#### Problem to work on
When you reproduce these records, keep every word exactly and drop the images.
===============
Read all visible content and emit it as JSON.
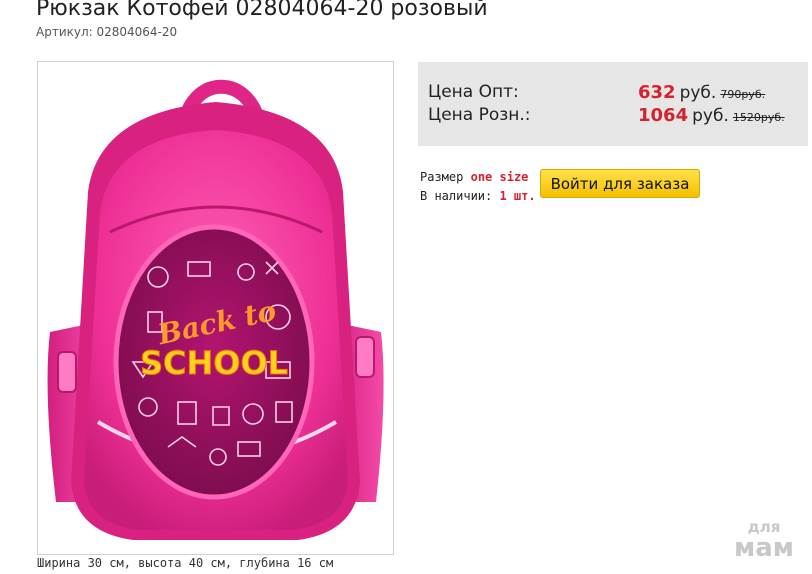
{
  "product": {
    "title": "Рюкзак Котофей 02804064-20 розовый",
    "sku": "Артикул: 02804064-20",
    "dimensions": "Ширина 30 см, высота 40 см, глубина 16 см",
    "image_text": {
      "line1": "Back to",
      "line2": "SCHOOL"
    }
  },
  "prices": {
    "wholesale_label": "Цена Опт:",
    "wholesale_value": "632",
    "wholesale_old": "790руб.",
    "retail_label": "Цена Розн.:",
    "retail_value": "1064",
    "retail_old": "1520руб.",
    "currency": "руб."
  },
  "info": {
    "size_label": "Размер",
    "size_value": "one size",
    "stock_label": "В наличии:",
    "stock_value": "1 шт."
  },
  "order_button": "Войти для заказа",
  "watermark": {
    "line1": "для",
    "line2": "мам"
  },
  "colors": {
    "accent_red": "#d6212f",
    "button_yellow": "#f4c000",
    "price_bg": "#e6e6e6",
    "backpack_pink": "#f0359a"
  }
}
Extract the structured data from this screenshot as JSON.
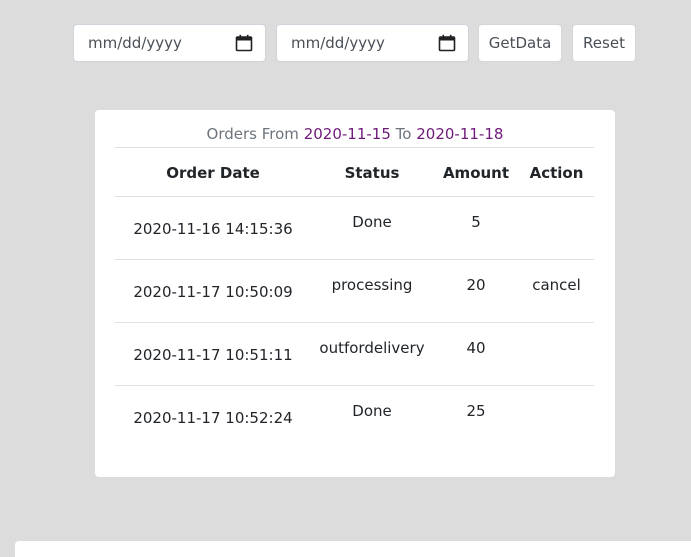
{
  "filters": {
    "from_placeholder": "mm/dd/yyyy",
    "to_placeholder": "mm/dd/yyyy",
    "calendar_icon": "calendar-icon",
    "getdata_label": "GetData",
    "reset_label": "Reset"
  },
  "orders": {
    "caption_prefix": "Orders From",
    "from_date": "2020-11-15",
    "caption_mid": "To",
    "to_date": "2020-11-18",
    "columns": [
      "Order Date",
      "Status",
      "Amount",
      "Action"
    ],
    "rows": [
      {
        "date": "2020-11-16 14:15:36",
        "status": "Done",
        "amount": "5",
        "action": ""
      },
      {
        "date": "2020-11-17 10:50:09",
        "status": "processing",
        "amount": "20",
        "action": "cancel"
      },
      {
        "date": "2020-11-17 10:51:11",
        "status": "outfordelivery",
        "amount": "40",
        "action": ""
      },
      {
        "date": "2020-11-17 10:52:24",
        "status": "Done",
        "amount": "25",
        "action": ""
      }
    ]
  },
  "colors": {
    "background": "#dcdcdc",
    "date_accent": "#6f1a7a"
  }
}
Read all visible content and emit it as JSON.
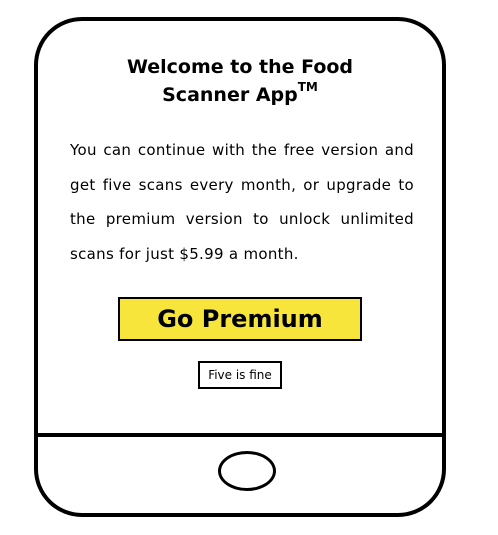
{
  "screen": {
    "title_line1": "Welcome to the Food",
    "title_line2": "Scanner App",
    "title_mark": "TM",
    "message": "You can continue with the free version and get five scans every month, or upgrade to the premium version to unlock unlimited scans for just $5.99 a month.",
    "premium_label": "Go Premium",
    "free_label": "Five is fine"
  },
  "colors": {
    "premium_button": "#f7e53b",
    "outline": "#000000",
    "background": "#ffffff"
  },
  "icons": {
    "home": "home-button-circle"
  }
}
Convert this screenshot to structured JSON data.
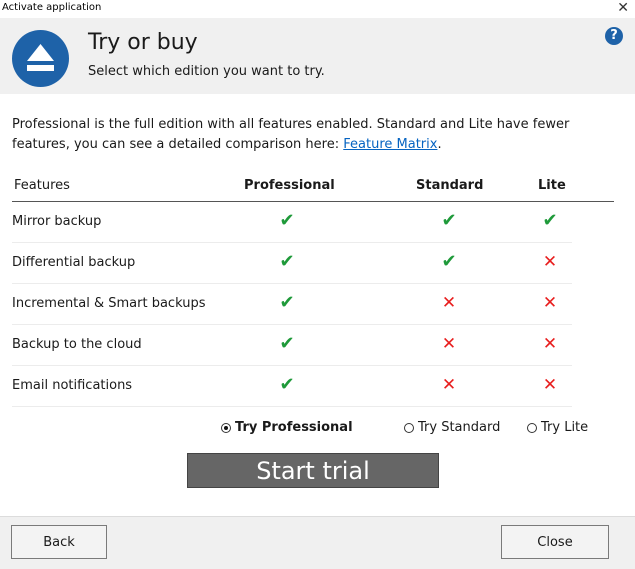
{
  "window": {
    "title": "Activate application",
    "close_glyph": "✕"
  },
  "header": {
    "title": "Try or buy",
    "subtitle": "Select which edition you want to try.",
    "help_glyph": "?",
    "accent_color": "#1e62a8"
  },
  "intro": {
    "text": "Professional is the full edition with all features enabled. Standard and Lite have fewer features, you can see a detailed comparison here: ",
    "link": "Feature Matrix",
    "suffix": "."
  },
  "table": {
    "columns": [
      "Features",
      "Professional",
      "Standard",
      "Lite"
    ],
    "rows": [
      {
        "feature": "Mirror backup",
        "professional": true,
        "standard": true,
        "lite": true
      },
      {
        "feature": "Differential backup",
        "professional": true,
        "standard": true,
        "lite": false
      },
      {
        "feature": "Incremental & Smart backups",
        "professional": true,
        "standard": false,
        "lite": false
      },
      {
        "feature": "Backup to the cloud",
        "professional": true,
        "standard": false,
        "lite": false
      },
      {
        "feature": "Email notifications",
        "professional": true,
        "standard": false,
        "lite": false
      }
    ],
    "check_glyph": "✔",
    "cross_glyph": "✕",
    "check_color": "#1f9a3a",
    "cross_color": "#e81e1e"
  },
  "trial_options": [
    {
      "label": "Try Professional",
      "selected": true
    },
    {
      "label": "Try Standard",
      "selected": false
    },
    {
      "label": "Try Lite",
      "selected": false
    }
  ],
  "start_button": "Start trial",
  "footer": {
    "back_label": "Back",
    "close_label": "Close"
  }
}
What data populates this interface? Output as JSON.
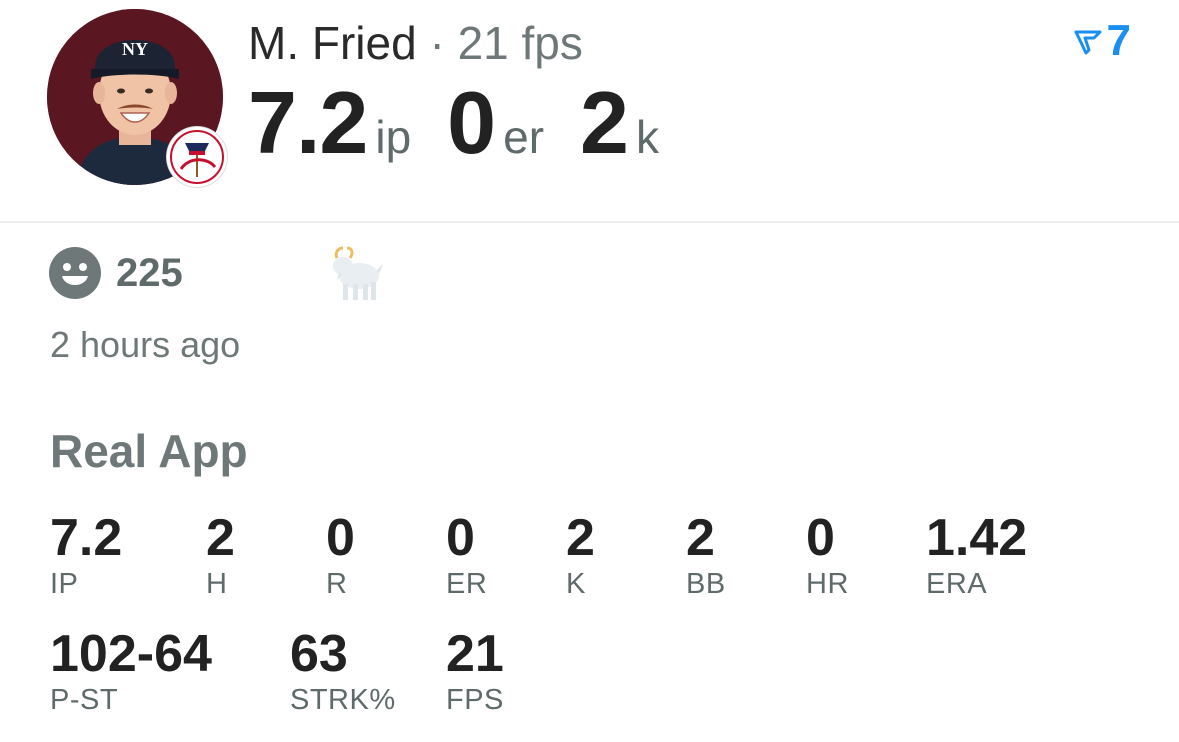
{
  "player": {
    "name": "M. Fried",
    "separator": "·",
    "fps_label": "21 fps",
    "avatar_icon": "player-avatar",
    "team_logo_icon": "yankees-logo"
  },
  "header_stats": [
    {
      "value": "7.2",
      "unit": "ip"
    },
    {
      "value": "0",
      "unit": "er"
    },
    {
      "value": "2",
      "unit": "k"
    }
  ],
  "brand": {
    "icon": "real-app-logo-icon",
    "count": "7",
    "color": "#1a8ff0"
  },
  "reactions": {
    "icon": "smiley-icon",
    "count": "225",
    "goat_icon": "goat-icon"
  },
  "timestamp": "2 hours ago",
  "section": {
    "title": "Real App"
  },
  "stats_row1": [
    {
      "value": "7.2",
      "label": "IP"
    },
    {
      "value": "2",
      "label": "H"
    },
    {
      "value": "0",
      "label": "R"
    },
    {
      "value": "0",
      "label": "ER"
    },
    {
      "value": "2",
      "label": "K"
    },
    {
      "value": "2",
      "label": "BB"
    },
    {
      "value": "0",
      "label": "HR"
    },
    {
      "value": "1.42",
      "label": "ERA"
    }
  ],
  "stats_row2": [
    {
      "value": "102-64",
      "label": "P-ST"
    },
    {
      "value": "63",
      "label": "STRK%"
    },
    {
      "value": "21",
      "label": "FPS"
    }
  ]
}
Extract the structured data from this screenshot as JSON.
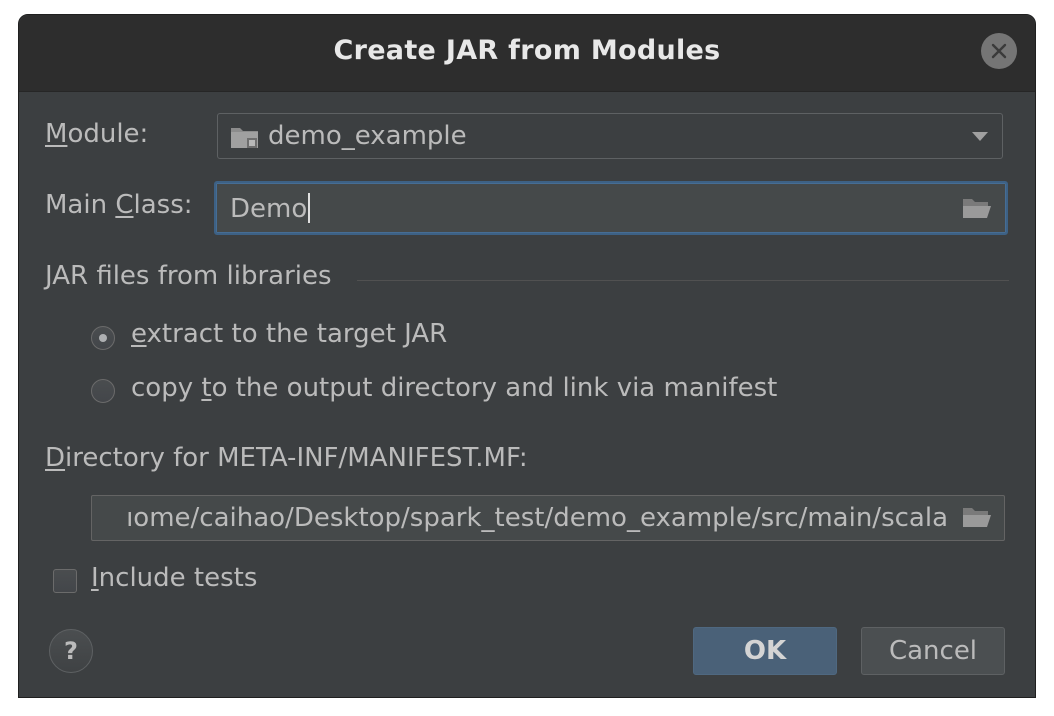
{
  "dialog": {
    "title": "Create JAR from Modules"
  },
  "module": {
    "label_mnemonic": "M",
    "label_rest": "odule:",
    "value": "demo_example",
    "icon": "folder-module-icon"
  },
  "main_class": {
    "label_prefix": "Main ",
    "label_mnemonic": "C",
    "label_rest": "lass:",
    "value": "Demo"
  },
  "libraries": {
    "section_label": "JAR files from libraries",
    "option_extract": {
      "mnemonic": "e",
      "rest": "xtract to the target JAR",
      "selected": true
    },
    "option_copy": {
      "prefix": "copy ",
      "mnemonic": "t",
      "rest": "o the output directory and link via manifest",
      "selected": false
    }
  },
  "manifest": {
    "label_mnemonic": "D",
    "label_rest": "irectory for META-INF/MANIFEST.MF:",
    "path": "ıome/caihao/Desktop/spark_test/demo_example/src/main/scala"
  },
  "include_tests": {
    "mnemonic": "I",
    "rest": "nclude tests",
    "checked": false
  },
  "buttons": {
    "help": "?",
    "ok": "OK",
    "cancel": "Cancel"
  },
  "colors": {
    "dialog_bg": "#3c3f41",
    "titlebar_bg": "#2d2d2d",
    "focus_border": "#3d6185",
    "ok_button_bg": "#4a6178",
    "text": "#bbbbbb"
  }
}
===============
#### Answer to the problem
Read all visible content and emit it as JSON.
{
  "product": {
    "title": "Рюкзак Котофей 02804064-20 розовый",
    "sku": "Артикул: 02804064-20",
    "dimensions": "Ширина 30 см, высота 40 см, глубина 16 см",
    "image_text": {
      "line1": "Back to",
      "line2": "SCHOOL"
    }
  },
  "prices": {
    "wholesale_label": "Цена Опт:",
    "wholesale_value": "632",
    "wholesale_old": "790руб.",
    "retail_label": "Цена Розн.:",
    "retail_value": "1064",
    "retail_old": "1520руб.",
    "currency": "руб."
  },
  "info": {
    "size_label": "Размер",
    "size_value": "one size",
    "stock_label": "В наличии:",
    "stock_value": "1 шт."
  },
  "order_button": "Войти для заказа",
  "watermark": {
    "line1": "для",
    "line2": "мам"
  },
  "colors": {
    "accent_red": "#d6212f",
    "button_yellow": "#f4c000",
    "price_bg": "#e6e6e6",
    "backpack_pink": "#f0359a"
  }
}
Extract the structured data from this screenshot as JSON.
{
  "filters": {
    "from_placeholder": "mm/dd/yyyy",
    "to_placeholder": "mm/dd/yyyy",
    "calendar_icon": "calendar-icon",
    "getdata_label": "GetData",
    "reset_label": "Reset"
  },
  "orders": {
    "caption_prefix": "Orders From",
    "from_date": "2020-11-15",
    "caption_mid": "To",
    "to_date": "2020-11-18",
    "columns": [
      "Order Date",
      "Status",
      "Amount",
      "Action"
    ],
    "rows": [
      {
        "date": "2020-11-16 14:15:36",
        "status": "Done",
        "amount": "5",
        "action": ""
      },
      {
        "date": "2020-11-17 10:50:09",
        "status": "processing",
        "amount": "20",
        "action": "cancel"
      },
      {
        "date": "2020-11-17 10:51:11",
        "status": "outfordelivery",
        "amount": "40",
        "action": ""
      },
      {
        "date": "2020-11-17 10:52:24",
        "status": "Done",
        "amount": "25",
        "action": ""
      }
    ]
  },
  "colors": {
    "background": "#dcdcdc",
    "date_accent": "#6f1a7a"
  }
}
Read all visible content and emit it as JSON.
{
  "screen": {
    "title_line1": "Welcome to the Food",
    "title_line2": "Scanner App",
    "title_mark": "TM",
    "message": "You can continue with the free version and get five scans every month, or upgrade to the premium version to unlock unlimited scans for just $5.99 a month.",
    "premium_label": "Go Premium",
    "free_label": "Five is fine"
  },
  "colors": {
    "premium_button": "#f7e53b",
    "outline": "#000000",
    "background": "#ffffff"
  },
  "icons": {
    "home": "home-button-circle"
  }
}
Convert this screenshot to structured JSON data.
{
  "window": {
    "title": "Activate application",
    "close_glyph": "✕"
  },
  "header": {
    "title": "Try or buy",
    "subtitle": "Select which edition you want to try.",
    "help_glyph": "?",
    "accent_color": "#1e62a8"
  },
  "intro": {
    "text": "Professional is the full edition with all features enabled. Standard and Lite have fewer features, you can see a detailed comparison here: ",
    "link": "Feature Matrix",
    "suffix": "."
  },
  "table": {
    "columns": [
      "Features",
      "Professional",
      "Standard",
      "Lite"
    ],
    "rows": [
      {
        "feature": "Mirror backup",
        "professional": true,
        "standard": true,
        "lite": true
      },
      {
        "feature": "Differential backup",
        "professional": true,
        "standard": true,
        "lite": false
      },
      {
        "feature": "Incremental & Smart backups",
        "professional": true,
        "standard": false,
        "lite": false
      },
      {
        "feature": "Backup to the cloud",
        "professional": true,
        "standard": false,
        "lite": false
      },
      {
        "feature": "Email notifications",
        "professional": true,
        "standard": false,
        "lite": false
      }
    ],
    "check_glyph": "✔",
    "cross_glyph": "✕",
    "check_color": "#1f9a3a",
    "cross_color": "#e81e1e"
  },
  "trial_options": [
    {
      "label": "Try Professional",
      "selected": true
    },
    {
      "label": "Try Standard",
      "selected": false
    },
    {
      "label": "Try Lite",
      "selected": false
    }
  ],
  "start_button": "Start trial",
  "footer": {
    "back_label": "Back",
    "close_label": "Close"
  }
}
What data populates this interface? Output as JSON.
{
  "player": {
    "name": "M. Fried",
    "separator": "·",
    "fps_label": "21 fps",
    "avatar_icon": "player-avatar",
    "team_logo_icon": "yankees-logo"
  },
  "header_stats": [
    {
      "value": "7.2",
      "unit": "ip"
    },
    {
      "value": "0",
      "unit": "er"
    },
    {
      "value": "2",
      "unit": "k"
    }
  ],
  "brand": {
    "icon": "real-app-logo-icon",
    "count": "7",
    "color": "#1a8ff0"
  },
  "reactions": {
    "icon": "smiley-icon",
    "count": "225",
    "goat_icon": "goat-icon"
  },
  "timestamp": "2 hours ago",
  "section": {
    "title": "Real App"
  },
  "stats_row1": [
    {
      "value": "7.2",
      "label": "IP"
    },
    {
      "value": "2",
      "label": "H"
    },
    {
      "value": "0",
      "label": "R"
    },
    {
      "value": "0",
      "label": "ER"
    },
    {
      "value": "2",
      "label": "K"
    },
    {
      "value": "2",
      "label": "BB"
    },
    {
      "value": "0",
      "label": "HR"
    },
    {
      "value": "1.42",
      "label": "ERA"
    }
  ],
  "stats_row2": [
    {
      "value": "102-64",
      "label": "P-ST"
    },
    {
      "value": "63",
      "label": "STRK%"
    },
    {
      "value": "21",
      "label": "FPS"
    }
  ]
}
Extract the structured data from this screenshot as JSON.
{
  "dialog": {
    "title": "Create JAR from Modules"
  },
  "module": {
    "label_mnemonic": "M",
    "label_rest": "odule:",
    "value": "demo_example",
    "icon": "folder-module-icon"
  },
  "main_class": {
    "label_prefix": "Main ",
    "label_mnemonic": "C",
    "label_rest": "lass:",
    "value": "Demo"
  },
  "libraries": {
    "section_label": "JAR files from libraries",
    "option_extract": {
      "mnemonic": "e",
      "rest": "xtract to the target JAR",
      "selected": true
    },
    "option_copy": {
      "prefix": "copy ",
      "mnemonic": "t",
      "rest": "o the output directory and link via manifest",
      "selected": false
    }
  },
  "manifest": {
    "label_mnemonic": "D",
    "label_rest": "irectory for META-INF/MANIFEST.MF:",
    "path": "ıome/caihao/Desktop/spark_test/demo_example/src/main/scala"
  },
  "include_tests": {
    "mnemonic": "I",
    "rest": "nclude tests",
    "checked": false
  },
  "buttons": {
    "help": "?",
    "ok": "OK",
    "cancel": "Cancel"
  },
  "colors": {
    "dialog_bg": "#3c3f41",
    "titlebar_bg": "#2d2d2d",
    "focus_border": "#3d6185",
    "ok_button_bg": "#4a6178",
    "text": "#bbbbbb"
  }
}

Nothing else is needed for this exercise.